The ratings outlook for 120 oil & gas and 55 mining companies is being reconsidered, with Moody’s Investors Service announcing Friday that it has placed the ratings on review for downgrade.
The reviews “reflect a mix of declining prices that are near multi-year lows, weakening demand and a prolonged period of oversupply that will continue to significantly stress the credit profiles of companies in these sectors,” notes a statement from Moody’s.
In addition, the actions “reflect Moody’s effort to recalibrate the ratings in the oil & gas and mining & metals portfolios to align with the fundamental shifts in the credit conditions of these sectors,” the press release adds.
The announcement comes on the heels of several recent rating-related statements issued by Moody’s for the energy sector, including in Canada, the United States and Latin America.
Last Thursday, Moody’s placed the ratings of 19 exploration and production (E&P), and oilfield services companies in Canada on review for downgrade.
The range of possible outcomes upon conclusion of the review for given issuers varies from possible confirmation of ratings to multi-notch downgrades.
“Oil prices have deteriorated substantially in the past few weeks and have reached nominal price lows not seen in more than a decade,” Moody’s notes in its ratings rationale.

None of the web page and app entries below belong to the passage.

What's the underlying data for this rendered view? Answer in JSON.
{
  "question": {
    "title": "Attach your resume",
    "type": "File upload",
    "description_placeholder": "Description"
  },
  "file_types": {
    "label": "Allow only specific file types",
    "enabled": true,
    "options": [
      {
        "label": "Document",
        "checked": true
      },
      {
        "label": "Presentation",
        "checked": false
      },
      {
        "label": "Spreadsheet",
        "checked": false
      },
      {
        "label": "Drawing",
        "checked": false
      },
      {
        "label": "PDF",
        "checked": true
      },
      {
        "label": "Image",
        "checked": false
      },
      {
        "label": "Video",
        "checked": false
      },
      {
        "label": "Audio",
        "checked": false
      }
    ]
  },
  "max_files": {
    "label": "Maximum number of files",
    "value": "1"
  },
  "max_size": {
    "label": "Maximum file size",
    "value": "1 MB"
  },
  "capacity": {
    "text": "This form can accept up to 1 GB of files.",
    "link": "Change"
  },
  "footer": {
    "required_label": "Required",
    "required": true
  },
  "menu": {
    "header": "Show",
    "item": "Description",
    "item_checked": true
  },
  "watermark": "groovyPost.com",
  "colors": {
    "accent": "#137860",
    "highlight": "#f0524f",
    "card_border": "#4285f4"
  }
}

“We see a substantial risk that prices may recover much more slowly over the medium term than many companies expect, as well as a risk that prices might fall further. Even under a scenario with a modest recovery from current prices, producing companies and the drillers and service companies that support them will experience rising financial stress with much lower cash flows,” it continues.
Moody’s points out that while the review for downgrade considers focuses on companies rated in the range from A1 to B3, the firm is also re-evaluating higher and lower rated companies in the context of industry conditions.
“The higher rated companies on average are somewhat more resilient to low oil prices and Moody’s has recently downgraded many of the lower-rated companies,” the statement explains.
Moody’s reports that production now exceeds demand by about 2 million barrels per day, thereby adding to already high global oil stocks.
“Lower oil prices will further weaken cash flows for E&P companies and the upstream portion of integrated oil and gas companies,” the statement explains.
“This will cause further deterioration in financial ratios, including deeper negative free cash flow. Most companies are unable to internally fund sustaining levels of capital spending at current market prices,” Moody’s adds.
In addition, “while integrated oil and gas companies benefit from the profitability of their downstream operations, the upstream operations represent a much larger part of the capital employed and cash flow for most of these companies.”
With regard to the drilling and oilfield services (OFS) sector, Moody’s notes that it expects OFS sector EBITDA (earnings before interest, taxes, depreciation and amortization) to drop by another 25% to 30% in 2016, “testing the viability of the capital structures of many of these businesses.” Credit quality is expected to deteriorate for all OFS players in 2016.
“Drillers with significant contract expirations will also suffer material credit degradation as contracts are either not renewed or are renewed at rates that produce far less revenue,” Moody’s expects.
“Multi-notch downgrades are particularly likely among issuers whose activities are centered in North America, where natural gas prices have declined dramatically along with oil prices. Moody’s expects to conclude a majority of the reviews by the end of the first quarter,” the statement adds.